• [PROBLEM TO WORK ON]: Could you reproduce all of the entries below without a single change?

• [MATERIAL FOR THE TASK]:
***

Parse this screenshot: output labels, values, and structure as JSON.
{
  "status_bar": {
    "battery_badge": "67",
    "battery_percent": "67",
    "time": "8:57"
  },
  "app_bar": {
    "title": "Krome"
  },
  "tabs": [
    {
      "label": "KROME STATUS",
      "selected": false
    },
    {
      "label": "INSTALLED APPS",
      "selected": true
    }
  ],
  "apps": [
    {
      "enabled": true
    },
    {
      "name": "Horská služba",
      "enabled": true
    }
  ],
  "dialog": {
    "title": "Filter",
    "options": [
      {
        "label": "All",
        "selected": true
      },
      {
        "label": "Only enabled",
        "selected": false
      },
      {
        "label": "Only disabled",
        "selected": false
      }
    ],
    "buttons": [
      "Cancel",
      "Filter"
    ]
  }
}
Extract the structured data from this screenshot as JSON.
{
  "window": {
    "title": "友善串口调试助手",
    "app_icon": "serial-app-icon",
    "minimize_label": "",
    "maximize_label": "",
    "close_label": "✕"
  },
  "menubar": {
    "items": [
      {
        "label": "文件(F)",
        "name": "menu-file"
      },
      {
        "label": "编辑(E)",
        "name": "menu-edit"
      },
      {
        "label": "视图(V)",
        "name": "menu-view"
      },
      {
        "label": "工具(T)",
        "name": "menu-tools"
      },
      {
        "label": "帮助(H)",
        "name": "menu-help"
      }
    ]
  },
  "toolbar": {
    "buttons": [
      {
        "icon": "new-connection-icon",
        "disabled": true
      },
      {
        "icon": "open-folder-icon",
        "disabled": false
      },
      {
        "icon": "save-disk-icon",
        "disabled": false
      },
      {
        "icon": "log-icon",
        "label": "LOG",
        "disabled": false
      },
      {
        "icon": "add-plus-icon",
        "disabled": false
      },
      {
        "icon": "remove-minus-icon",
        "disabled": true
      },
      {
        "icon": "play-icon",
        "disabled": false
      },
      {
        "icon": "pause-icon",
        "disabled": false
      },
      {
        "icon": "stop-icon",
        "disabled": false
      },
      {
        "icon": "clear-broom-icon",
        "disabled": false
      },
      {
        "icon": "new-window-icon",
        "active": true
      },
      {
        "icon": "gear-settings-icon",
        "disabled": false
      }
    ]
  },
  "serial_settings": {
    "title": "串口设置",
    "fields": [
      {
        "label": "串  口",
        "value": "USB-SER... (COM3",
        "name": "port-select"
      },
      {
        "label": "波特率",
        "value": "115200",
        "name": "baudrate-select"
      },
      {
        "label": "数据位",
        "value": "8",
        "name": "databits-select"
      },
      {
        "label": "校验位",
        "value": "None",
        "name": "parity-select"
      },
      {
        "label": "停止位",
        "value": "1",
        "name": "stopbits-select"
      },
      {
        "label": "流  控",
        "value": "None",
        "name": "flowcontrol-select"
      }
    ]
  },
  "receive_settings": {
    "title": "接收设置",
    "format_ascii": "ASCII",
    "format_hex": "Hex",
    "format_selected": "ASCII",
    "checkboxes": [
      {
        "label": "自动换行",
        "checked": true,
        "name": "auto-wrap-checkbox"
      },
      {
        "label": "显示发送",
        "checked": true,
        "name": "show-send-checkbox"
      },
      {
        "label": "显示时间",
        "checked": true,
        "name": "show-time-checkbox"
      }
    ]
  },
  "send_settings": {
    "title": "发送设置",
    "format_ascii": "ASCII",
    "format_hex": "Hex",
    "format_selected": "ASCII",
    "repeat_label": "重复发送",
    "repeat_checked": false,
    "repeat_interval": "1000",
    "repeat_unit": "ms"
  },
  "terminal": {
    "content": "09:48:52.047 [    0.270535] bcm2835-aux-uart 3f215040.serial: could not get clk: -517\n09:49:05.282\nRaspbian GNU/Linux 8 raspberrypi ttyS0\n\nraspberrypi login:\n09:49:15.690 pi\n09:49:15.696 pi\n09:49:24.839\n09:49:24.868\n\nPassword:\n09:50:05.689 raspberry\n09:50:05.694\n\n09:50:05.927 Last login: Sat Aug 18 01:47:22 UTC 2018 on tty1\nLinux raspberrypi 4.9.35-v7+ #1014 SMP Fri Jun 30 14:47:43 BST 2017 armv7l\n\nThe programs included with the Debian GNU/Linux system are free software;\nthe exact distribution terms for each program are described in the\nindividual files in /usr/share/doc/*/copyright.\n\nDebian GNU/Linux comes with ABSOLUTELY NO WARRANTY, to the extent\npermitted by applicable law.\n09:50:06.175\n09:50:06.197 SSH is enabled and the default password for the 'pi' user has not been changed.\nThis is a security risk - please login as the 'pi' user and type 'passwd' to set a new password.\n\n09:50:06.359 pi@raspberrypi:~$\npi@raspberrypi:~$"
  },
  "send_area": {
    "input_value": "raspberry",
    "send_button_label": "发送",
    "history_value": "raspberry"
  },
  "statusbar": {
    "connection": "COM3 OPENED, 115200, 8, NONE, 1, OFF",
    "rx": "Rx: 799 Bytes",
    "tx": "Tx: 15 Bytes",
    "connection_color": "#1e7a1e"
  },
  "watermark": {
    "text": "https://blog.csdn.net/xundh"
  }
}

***

• [OUTPUT FOR THIS TASK]:
Parse this screenshot: output labels, values, and structure as JSON.
{
  "status_bar": {
    "battery_badge": "67",
    "battery_percent": "67",
    "time": "8:57"
  },
  "app_bar": {
    "title": "Krome"
  },
  "tabs": [
    {
      "label": "KROME STATUS",
      "selected": false
    },
    {
      "label": "INSTALLED APPS",
      "selected": true
    }
  ],
  "apps": [
    {
      "enabled": true
    },
    {
      "name": "Horská služba",
      "enabled": true
    }
  ],
  "dialog": {
    "title": "Filter",
    "options": [
      {
        "label": "All",
        "selected": true
      },
      {
        "label": "Only enabled",
        "selected": false
      },
      {
        "label": "Only disabled",
        "selected": false
      }
    ],
    "buttons": [
      "Cancel",
      "Filter"
    ]
  }
}
Extract the structured data from this screenshot as JSON.
{
  "window": {
    "title": "友善串口调试助手",
    "app_icon": "serial-app-icon",
    "minimize_label": "",
    "maximize_label": "",
    "close_label": "✕"
  },
  "menubar": {
    "items": [
      {
        "label": "文件(F)",
        "name": "menu-file"
      },
      {
        "label": "编辑(E)",
        "name": "menu-edit"
      },
      {
        "label": "视图(V)",
        "name": "menu-view"
      },
      {
        "label": "工具(T)",
        "name": "menu-tools"
      },
      {
        "label": "帮助(H)",
        "name": "menu-help"
      }
    ]
  },
  "toolbar": {
    "buttons": [
      {
        "icon": "new-connection-icon",
        "disabled": true
      },
      {
        "icon": "open-folder-icon",
        "disabled": false
      },
      {
        "icon": "save-disk-icon",
        "disabled": false
      },
      {
        "icon": "log-icon",
        "label": "LOG",
        "disabled": false
      },
      {
        "icon": "add-plus-icon",
        "disabled": false
      },
      {
        "icon": "remove-minus-icon",
        "disabled": true
      },
      {
        "icon": "play-icon",
        "disabled": false
      },
      {
        "icon": "pause-icon",
        "disabled": false
      },
      {
        "icon": "stop-icon",
        "disabled": false
      },
      {
        "icon": "clear-broom-icon",
        "disabled": false
      },
      {
        "icon": "new-window-icon",
        "active": true
      },
      {
        "icon": "gear-settings-icon",
        "disabled": false
      }
    ]
  },
  "serial_settings": {
    "title": "串口设置",
    "fields": [
      {
        "label": "串  口",
        "value": "USB-SER... (COM3",
        "name": "port-select"
      },
      {
        "label": "波特率",
        "value": "115200",
        "name": "baudrate-select"
      },
      {
        "label": "数据位",
        "value": "8",
        "name": "databits-select"
      },
      {
        "label": "校验位",
        "value": "None",
        "name": "parity-select"
      },
      {
        "label": "停止位",
        "value": "1",
        "name": "stopbits-select"
      },
      {
        "label": "流  控",
        "value": "None",
        "name": "flowcontrol-select"
      }
    ]
  },
  "receive_settings": {
    "title": "接收设置",
    "format_ascii": "ASCII",
    "format_hex": "Hex",
    "format_selected": "ASCII",
    "checkboxes": [
      {
        "label": "自动换行",
        "checked": true,
        "name": "auto-wrap-checkbox"
      },
      {
        "label": "显示发送",
        "checked": true,
        "name": "show-send-checkbox"
      },
      {
        "label": "显示时间",
        "checked": true,
        "name": "show-time-checkbox"
      }
    ]
  },
  "send_settings": {
    "title": "发送设置",
    "format_ascii": "ASCII",
    "format_hex": "Hex",
    "format_selected": "ASCII",
    "repeat_label": "重复发送",
    "repeat_checked": false,
    "repeat_interval": "1000",
    "repeat_unit": "ms"
  },
  "terminal": {
    "content": "09:48:52.047 [    0.270535] bcm2835-aux-uart 3f215040.serial: could not get clk: -517\n09:49:05.282\nRaspbian GNU/Linux 8 raspberrypi ttyS0\n\nraspberrypi login:\n09:49:15.690 pi\n09:49:15.696 pi\n09:49:24.839\n09:49:24.868\n\nPassword:\n09:50:05.689 raspberry\n09:50:05.694\n\n09:50:05.927 Last login: Sat Aug 18 01:47:22 UTC 2018 on tty1\nLinux raspberrypi 4.9.35-v7+ #1014 SMP Fri Jun 30 14:47:43 BST 2017 armv7l\n\nThe programs included with the Debian GNU/Linux system are free software;\nthe exact distribution terms for each program are described in the\nindividual files in /usr/share/doc/*/copyright.\n\nDebian GNU/Linux comes with ABSOLUTELY NO WARRANTY, to the extent\npermitted by applicable law.\n09:50:06.175\n09:50:06.197 SSH is enabled and the default password for the 'pi' user has not been changed.\nThis is a security risk - please login as the 'pi' user and type 'passwd' to set a new password.\n\n09:50:06.359 pi@raspberrypi:~$\npi@raspberrypi:~$"
  },
  "send_area": {
    "input_value": "raspberry",
    "send_button_label": "发送",
    "history_value": "raspberry"
  },
  "statusbar": {
    "connection": "COM3 OPENED, 115200, 8, NONE, 1, OFF",
    "rx": "Rx: 799 Bytes",
    "tx": "Tx: 15 Bytes",
    "connection_color": "#1e7a1e"
  },
  "watermark": {
    "text": "https://blog.csdn.net/xundh"
  }
}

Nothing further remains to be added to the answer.